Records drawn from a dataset
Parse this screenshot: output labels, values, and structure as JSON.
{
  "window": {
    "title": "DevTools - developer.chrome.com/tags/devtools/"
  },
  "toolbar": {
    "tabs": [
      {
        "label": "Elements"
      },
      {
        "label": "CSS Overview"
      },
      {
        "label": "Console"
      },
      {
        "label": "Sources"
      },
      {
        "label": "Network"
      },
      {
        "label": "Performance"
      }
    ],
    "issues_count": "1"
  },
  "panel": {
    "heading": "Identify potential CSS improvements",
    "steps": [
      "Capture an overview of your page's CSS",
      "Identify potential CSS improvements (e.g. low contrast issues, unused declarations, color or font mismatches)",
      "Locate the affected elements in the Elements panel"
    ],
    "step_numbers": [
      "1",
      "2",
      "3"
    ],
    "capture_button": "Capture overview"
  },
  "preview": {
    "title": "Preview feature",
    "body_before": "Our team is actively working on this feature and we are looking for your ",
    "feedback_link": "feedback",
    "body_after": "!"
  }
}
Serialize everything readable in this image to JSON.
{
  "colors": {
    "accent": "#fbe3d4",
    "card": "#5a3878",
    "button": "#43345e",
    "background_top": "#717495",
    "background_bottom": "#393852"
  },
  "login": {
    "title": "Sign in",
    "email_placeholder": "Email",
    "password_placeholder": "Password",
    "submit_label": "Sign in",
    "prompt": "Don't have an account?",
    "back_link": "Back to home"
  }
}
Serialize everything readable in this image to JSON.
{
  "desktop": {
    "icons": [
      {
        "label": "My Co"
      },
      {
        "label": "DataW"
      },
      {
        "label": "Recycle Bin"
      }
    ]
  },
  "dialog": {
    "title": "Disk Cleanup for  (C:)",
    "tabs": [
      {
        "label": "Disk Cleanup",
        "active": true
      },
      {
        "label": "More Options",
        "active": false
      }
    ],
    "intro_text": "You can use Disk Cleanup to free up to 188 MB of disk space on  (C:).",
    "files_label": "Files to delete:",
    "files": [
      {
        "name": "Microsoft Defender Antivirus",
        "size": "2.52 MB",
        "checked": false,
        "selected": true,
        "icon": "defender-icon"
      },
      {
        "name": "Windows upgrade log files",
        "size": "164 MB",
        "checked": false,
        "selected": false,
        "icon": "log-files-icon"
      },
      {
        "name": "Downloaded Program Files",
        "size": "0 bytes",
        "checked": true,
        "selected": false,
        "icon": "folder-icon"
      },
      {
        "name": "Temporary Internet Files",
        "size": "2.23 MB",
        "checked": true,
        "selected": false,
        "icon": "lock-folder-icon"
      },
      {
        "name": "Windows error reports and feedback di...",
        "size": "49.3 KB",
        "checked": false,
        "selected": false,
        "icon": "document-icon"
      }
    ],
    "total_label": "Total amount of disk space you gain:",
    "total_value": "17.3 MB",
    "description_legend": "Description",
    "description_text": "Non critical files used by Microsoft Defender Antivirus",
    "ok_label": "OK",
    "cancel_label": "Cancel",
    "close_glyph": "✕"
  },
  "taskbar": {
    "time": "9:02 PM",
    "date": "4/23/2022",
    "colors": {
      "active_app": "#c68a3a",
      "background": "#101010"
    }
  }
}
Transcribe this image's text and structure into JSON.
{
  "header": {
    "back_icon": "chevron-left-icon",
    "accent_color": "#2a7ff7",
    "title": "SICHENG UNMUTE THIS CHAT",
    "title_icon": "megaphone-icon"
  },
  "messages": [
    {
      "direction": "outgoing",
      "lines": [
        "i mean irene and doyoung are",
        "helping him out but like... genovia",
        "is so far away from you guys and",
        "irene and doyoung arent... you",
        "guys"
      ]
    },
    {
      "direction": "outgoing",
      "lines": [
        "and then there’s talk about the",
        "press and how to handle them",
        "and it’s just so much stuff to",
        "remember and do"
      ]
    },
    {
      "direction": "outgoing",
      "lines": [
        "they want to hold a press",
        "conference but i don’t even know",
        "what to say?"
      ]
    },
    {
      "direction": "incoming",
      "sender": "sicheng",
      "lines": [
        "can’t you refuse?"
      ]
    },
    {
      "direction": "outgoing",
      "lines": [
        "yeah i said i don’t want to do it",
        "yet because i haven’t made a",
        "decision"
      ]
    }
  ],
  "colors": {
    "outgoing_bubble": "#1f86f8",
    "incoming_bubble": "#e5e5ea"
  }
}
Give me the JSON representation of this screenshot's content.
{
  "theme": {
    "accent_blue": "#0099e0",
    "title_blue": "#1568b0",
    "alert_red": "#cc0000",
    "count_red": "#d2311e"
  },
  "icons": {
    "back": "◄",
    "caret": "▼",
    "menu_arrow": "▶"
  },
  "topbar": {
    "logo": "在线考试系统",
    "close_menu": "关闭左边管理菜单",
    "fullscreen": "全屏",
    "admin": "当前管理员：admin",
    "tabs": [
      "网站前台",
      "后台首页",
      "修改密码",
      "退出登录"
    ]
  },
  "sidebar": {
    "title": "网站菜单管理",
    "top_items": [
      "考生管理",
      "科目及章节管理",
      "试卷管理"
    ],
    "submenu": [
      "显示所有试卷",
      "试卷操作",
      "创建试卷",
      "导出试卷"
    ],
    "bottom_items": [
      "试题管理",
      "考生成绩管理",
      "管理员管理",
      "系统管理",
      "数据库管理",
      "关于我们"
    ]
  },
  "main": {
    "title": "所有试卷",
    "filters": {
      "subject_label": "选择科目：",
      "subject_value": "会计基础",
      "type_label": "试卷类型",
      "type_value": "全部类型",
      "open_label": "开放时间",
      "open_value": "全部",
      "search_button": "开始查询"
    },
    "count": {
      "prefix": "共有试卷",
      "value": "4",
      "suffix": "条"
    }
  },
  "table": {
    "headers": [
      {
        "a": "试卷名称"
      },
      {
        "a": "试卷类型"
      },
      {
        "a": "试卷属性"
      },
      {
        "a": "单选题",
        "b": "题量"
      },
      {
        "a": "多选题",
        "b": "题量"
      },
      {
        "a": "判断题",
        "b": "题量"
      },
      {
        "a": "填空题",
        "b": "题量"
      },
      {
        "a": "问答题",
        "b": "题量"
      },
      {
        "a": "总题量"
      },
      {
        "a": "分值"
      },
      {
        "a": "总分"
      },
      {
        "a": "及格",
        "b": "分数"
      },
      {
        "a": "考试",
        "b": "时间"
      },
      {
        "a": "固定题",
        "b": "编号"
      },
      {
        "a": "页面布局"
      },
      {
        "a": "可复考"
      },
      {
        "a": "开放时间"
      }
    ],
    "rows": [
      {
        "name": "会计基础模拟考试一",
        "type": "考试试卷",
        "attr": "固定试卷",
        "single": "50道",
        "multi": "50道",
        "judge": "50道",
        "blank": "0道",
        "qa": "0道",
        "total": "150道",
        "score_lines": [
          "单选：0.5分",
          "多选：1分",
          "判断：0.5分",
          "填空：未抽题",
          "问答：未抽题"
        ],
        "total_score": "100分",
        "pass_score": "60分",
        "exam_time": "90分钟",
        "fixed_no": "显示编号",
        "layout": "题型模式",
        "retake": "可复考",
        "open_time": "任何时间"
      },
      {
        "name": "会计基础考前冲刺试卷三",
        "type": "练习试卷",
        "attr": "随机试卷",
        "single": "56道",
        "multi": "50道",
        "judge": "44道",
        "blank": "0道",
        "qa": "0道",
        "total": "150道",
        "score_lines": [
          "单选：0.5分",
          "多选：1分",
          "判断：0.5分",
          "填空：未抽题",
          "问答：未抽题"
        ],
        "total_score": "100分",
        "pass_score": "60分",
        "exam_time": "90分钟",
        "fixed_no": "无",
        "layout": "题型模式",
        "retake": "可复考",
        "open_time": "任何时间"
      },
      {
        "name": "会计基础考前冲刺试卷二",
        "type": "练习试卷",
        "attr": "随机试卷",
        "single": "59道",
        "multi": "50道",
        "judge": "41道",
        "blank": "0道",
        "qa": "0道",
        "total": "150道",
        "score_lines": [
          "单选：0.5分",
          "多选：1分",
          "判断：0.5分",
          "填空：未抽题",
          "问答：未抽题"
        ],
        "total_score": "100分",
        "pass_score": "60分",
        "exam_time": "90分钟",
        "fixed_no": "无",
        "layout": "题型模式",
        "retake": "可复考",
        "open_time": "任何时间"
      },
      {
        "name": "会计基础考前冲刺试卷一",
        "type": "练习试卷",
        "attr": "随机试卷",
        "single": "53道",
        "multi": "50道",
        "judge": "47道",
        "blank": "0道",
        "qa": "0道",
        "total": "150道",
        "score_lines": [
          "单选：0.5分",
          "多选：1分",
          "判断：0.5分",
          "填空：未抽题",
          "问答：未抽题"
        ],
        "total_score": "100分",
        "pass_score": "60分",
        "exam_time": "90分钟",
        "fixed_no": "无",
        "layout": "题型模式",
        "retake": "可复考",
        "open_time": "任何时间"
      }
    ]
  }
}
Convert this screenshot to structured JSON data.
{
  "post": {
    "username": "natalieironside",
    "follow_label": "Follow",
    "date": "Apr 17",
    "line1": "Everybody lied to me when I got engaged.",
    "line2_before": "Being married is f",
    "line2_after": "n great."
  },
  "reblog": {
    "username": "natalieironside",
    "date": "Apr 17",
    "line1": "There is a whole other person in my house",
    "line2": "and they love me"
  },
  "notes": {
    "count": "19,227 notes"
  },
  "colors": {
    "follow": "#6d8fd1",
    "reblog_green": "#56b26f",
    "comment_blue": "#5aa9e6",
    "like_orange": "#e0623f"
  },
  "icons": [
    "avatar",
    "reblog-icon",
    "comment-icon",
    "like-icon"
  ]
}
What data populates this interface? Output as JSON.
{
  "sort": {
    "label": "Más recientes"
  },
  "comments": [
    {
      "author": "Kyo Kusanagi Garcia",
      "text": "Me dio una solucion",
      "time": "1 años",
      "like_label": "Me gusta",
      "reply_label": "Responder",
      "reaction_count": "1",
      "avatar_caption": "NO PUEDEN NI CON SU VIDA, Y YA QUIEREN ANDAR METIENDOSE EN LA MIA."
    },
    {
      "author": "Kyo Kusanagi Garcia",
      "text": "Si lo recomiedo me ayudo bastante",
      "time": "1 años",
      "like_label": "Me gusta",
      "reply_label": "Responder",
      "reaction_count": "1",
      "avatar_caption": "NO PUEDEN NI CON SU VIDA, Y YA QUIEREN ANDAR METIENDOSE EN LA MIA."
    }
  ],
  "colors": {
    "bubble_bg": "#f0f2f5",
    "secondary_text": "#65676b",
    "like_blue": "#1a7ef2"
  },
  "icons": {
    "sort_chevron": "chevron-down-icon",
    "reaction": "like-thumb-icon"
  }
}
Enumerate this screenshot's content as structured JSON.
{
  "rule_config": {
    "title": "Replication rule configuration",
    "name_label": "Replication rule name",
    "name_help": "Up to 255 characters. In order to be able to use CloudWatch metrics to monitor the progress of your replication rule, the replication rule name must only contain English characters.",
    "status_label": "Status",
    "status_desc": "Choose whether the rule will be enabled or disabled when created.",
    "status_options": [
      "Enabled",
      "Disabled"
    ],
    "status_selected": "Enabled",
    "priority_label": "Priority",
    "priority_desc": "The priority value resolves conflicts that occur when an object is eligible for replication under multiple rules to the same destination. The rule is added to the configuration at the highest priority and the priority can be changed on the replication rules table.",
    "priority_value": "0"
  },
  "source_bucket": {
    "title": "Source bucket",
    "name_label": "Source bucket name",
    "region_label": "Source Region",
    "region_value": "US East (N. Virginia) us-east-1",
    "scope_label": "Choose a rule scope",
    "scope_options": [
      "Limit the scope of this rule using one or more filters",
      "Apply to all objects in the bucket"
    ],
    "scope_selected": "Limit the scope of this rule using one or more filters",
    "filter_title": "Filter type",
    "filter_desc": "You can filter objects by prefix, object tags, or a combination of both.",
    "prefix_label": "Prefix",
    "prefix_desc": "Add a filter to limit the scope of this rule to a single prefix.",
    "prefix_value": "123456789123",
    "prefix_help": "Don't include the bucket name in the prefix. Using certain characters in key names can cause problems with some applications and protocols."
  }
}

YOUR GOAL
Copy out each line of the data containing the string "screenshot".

ANSWER FOR THE TASK
Parse this screenshot: output labels, values, and structure as JSON.
Give me the JSON representation of this screenshot's content.
Convert this screenshot to structured JSON data.
Enumerate this screenshot's content as structured JSON.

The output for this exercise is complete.